Pick of the Week: ‘Mustang’
Rife Guide has picked the best thing happening this week in Bristol- sweet and sad ‘Mustang’.
School’s out for summer.
The bell rings. School’s out for summer. Tearful farewells to well-loved teachers disappear into the distance as the stars of Mustang- a five-strong group of sisters- celebrate their freedom with a swift trip to the beach on their return home. Basking in the sunshine, the girls boisterously play games in the sea, jostling each other and bickering as they fall into the water. A scandalised and conservative neighbour reports them to their grandmother for pleasuring themselves on the shoulders of boys, and the consequences take immediate effect.
‘It’s like everything changed in the blink of an eye. One moment we were fine, then everything turned to sh*t’ – Lale
Oscar-nominated knockout ‘Mustang’ does just that- completely takes you aback right from the start. A powerful portrayal of sisterhood in the whirls of puberty and adolescence, the film naturally draws understandable comparisons to Sophia Coppola’s dreamy ‘Virgin Suicides’, but ‘Mustang’ carries a much weightier punch. Set a ‘thousand kilometres from Istanbul’ in a remote Black Sea village, the film looks at what it’s like to be a girl in a world where femininity is reduced to sexuality and freedom is dictated by men.
…in a world where femininity is reduced to sexuality and freedom is dictated by men.
The grandmother and uncle of the orphaned sisters believe the girl’s obscene behaviour brings shame on the family and an attempt at house arrest begins. Uncle Erol becomes obsessed with the state of his eldest nieces hymens, immediately subjecting them to virginity tests while the grandmother removes anything considered ‘perverting’, unplugging the phone lines, locking away the computer and disposing of tight clothes and makeup. But the real complication for the traditional elders is the girl’s unassailable and independent spirits in the face of oppression. The house becomes a caged in ‘wife factory’, school lessons are replaced with cooking and sewing, and slowly at first, prospective husbands are invited round for tea.
Headstrong and voracious, youngest sister Lale drives and narrates the film. Stubbornly resisting the efforts made to force her fate to be the same as her siblings, she offers hope of future change within a conservative society. With Lale’s fun and fearsome presence, the film balances a heavy subject matter with warmth and humour. Some of the most uplifting moments are natural scenes of sister’s playing- dressed in colourful swimsuits bouncing around their bedroom, diving into a sea of blankets and laying down, soaking in streams of sunshine. Surprisingly the first feature film for all five actresses, the girls tender and generous love for one another it what makes the film so compelling, and often, heart-breaking.
The film does not point fingers of blame at religion or culture but instead encourages viewers to empathise, to understand and to fight with the sisters against a suffocating, patriarchal society.

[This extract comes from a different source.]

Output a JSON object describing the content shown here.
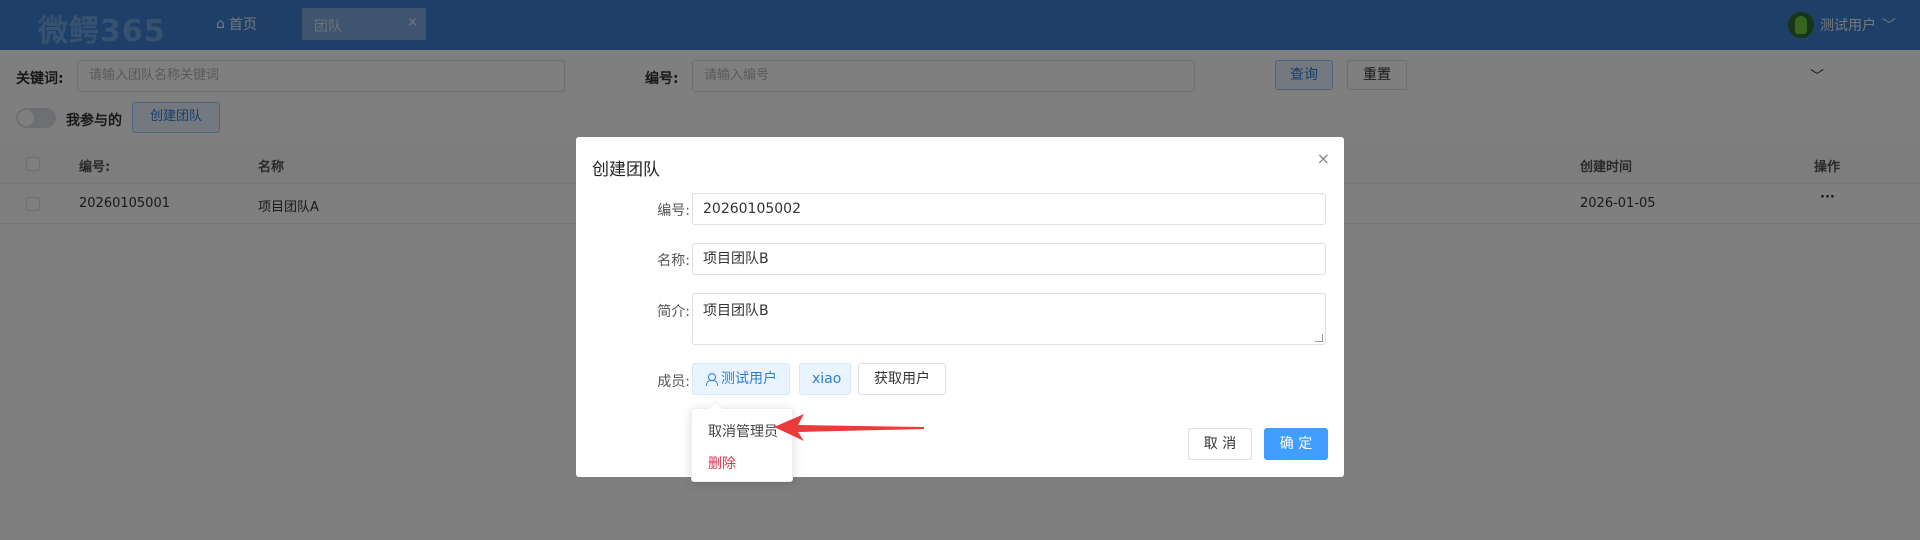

Shot in natural light and playing with dreamy colours, visually the film is stunning. Sparking with life and energy, Mustang carries enough muster to aid you through the more tragic scenes and bring you back out the other side. A powerful portrayal of sisterhood and strength, the Oscar-nominated Mustang is an astounding first feature from director Deniz Gamze Ergüven. Intoxicating, stirring, and touching – Mustang is a must-see.
The 6.15pm screening of Mustang on Wednesday 18th will be followed by a panel discussion hosted by Shamil Ahmed, journalist from Rife Magazine; Iframa from gal-dem magazine; Adibah Iqbal, social issues editor for Nocturnal magazine; and Noha Abou El Magd, BME Officer at Bristol Students’ Union.
After the event, from 20:30, you will have the chance to join the panelists and other members of the audience for Conversations About Cinema, an informal discussion about the themes of the film in the Café/Bar of Watershed.
More events this week:
Support more young people to have their voices heard
Rife is Watershed‘s online magazine created for young people, by young people.
We offer paid internships and publish work by young writers, photographers, illustrators, and filmmakers from all sorts of backgrounds, helping them get into creative careers. Rife has reached over 8,000 young people through our workshops, over 220 young people have made stuff for Rife on topics ranging from mental health to identity to baked beans, and last year, over 200,000 people visited our website.
In these complex and uncertain times hearing from and supporting young people who are advocating for social change and contributing fresh perspectives has never been so important.
Through supporting Rife you can ensure that this important work continues and that more young people have their voices heard.